The men, Michael George (aka Michael Little Bear) and Jim Cost (aka Joe Wolf) were dressed in Native American garb when they told Carrasco they’d use the wire scrap to craft jewelry for charity. Carrasco obliged and directed workers at City Light’s SODO facility to give the men some scrap wire. But the men made off with a lot more then Carrasco intended.  

”From a decision to provide a small amount of copper they were able to talk their way into our facility and make off with a much larger amount,” said Thomsen.

Forty-thousand pounds to be exact. And City Light never questioned the men’s so-called charity. When asked if anyone at the utility called to verify the men’s claims, Thomsen replied, “I can only tell you what did happen and a phone call was not made.”

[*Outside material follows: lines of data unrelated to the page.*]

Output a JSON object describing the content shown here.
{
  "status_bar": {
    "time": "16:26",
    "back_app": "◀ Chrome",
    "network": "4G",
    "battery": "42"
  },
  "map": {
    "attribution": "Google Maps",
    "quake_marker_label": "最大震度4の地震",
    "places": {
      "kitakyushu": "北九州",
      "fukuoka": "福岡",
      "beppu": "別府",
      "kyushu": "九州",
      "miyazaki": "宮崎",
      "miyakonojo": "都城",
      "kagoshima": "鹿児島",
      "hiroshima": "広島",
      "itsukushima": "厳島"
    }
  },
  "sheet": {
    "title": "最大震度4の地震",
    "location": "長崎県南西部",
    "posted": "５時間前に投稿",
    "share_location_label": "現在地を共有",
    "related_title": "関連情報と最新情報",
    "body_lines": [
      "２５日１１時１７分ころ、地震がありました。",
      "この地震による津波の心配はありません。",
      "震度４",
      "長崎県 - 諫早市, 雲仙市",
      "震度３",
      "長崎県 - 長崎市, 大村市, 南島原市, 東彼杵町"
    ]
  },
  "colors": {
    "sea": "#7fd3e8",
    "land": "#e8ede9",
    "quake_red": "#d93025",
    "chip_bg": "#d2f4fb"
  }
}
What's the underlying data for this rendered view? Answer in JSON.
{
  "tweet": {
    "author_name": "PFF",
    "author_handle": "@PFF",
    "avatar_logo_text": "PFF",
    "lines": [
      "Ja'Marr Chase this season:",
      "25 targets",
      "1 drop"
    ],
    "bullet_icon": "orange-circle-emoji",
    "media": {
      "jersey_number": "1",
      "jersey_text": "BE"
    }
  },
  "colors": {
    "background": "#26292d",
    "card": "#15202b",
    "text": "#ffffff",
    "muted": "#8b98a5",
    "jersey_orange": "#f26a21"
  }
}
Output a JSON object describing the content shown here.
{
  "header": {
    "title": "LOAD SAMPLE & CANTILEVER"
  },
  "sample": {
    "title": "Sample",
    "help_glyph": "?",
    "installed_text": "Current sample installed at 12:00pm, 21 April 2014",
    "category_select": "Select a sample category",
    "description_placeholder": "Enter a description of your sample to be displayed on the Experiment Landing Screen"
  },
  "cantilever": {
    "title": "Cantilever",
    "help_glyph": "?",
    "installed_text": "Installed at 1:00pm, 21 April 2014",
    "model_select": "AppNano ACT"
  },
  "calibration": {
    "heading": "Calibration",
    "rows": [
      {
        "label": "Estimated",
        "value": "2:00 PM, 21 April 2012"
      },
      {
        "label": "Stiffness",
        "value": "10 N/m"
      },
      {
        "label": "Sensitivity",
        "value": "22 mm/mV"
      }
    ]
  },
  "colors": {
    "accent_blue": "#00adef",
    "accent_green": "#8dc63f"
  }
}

The utility’s own internal investigation and a subsequent review by the city auditor found no wrongdoing by Carrasco or any of his staff. The pair has pulled off their sophisticated scheme in other parts of the country as well. For Seattle City Light, it was a painful lesson learned. 

“We know we were duped. That’s why we’ve taken a number of steps to improve our practices and make sure this doesn’t happen again.”

Carrasco is currently in Washington, DC as part of the “Alliance to Save Energy” and was not available for an interview.

Thomsen says the utility was able to recover all $120,000 worth of scrap wire. The suspects were arraigned in court six months ago but they bailed out and haven’t been seen since.

KING 5 also reached out for comment from members of the Seattle City Council. No one returned our call.

Carrasco is Seattle’s highest paid public employee, earning $245,000 a year. Last week, the council approved a raise for him.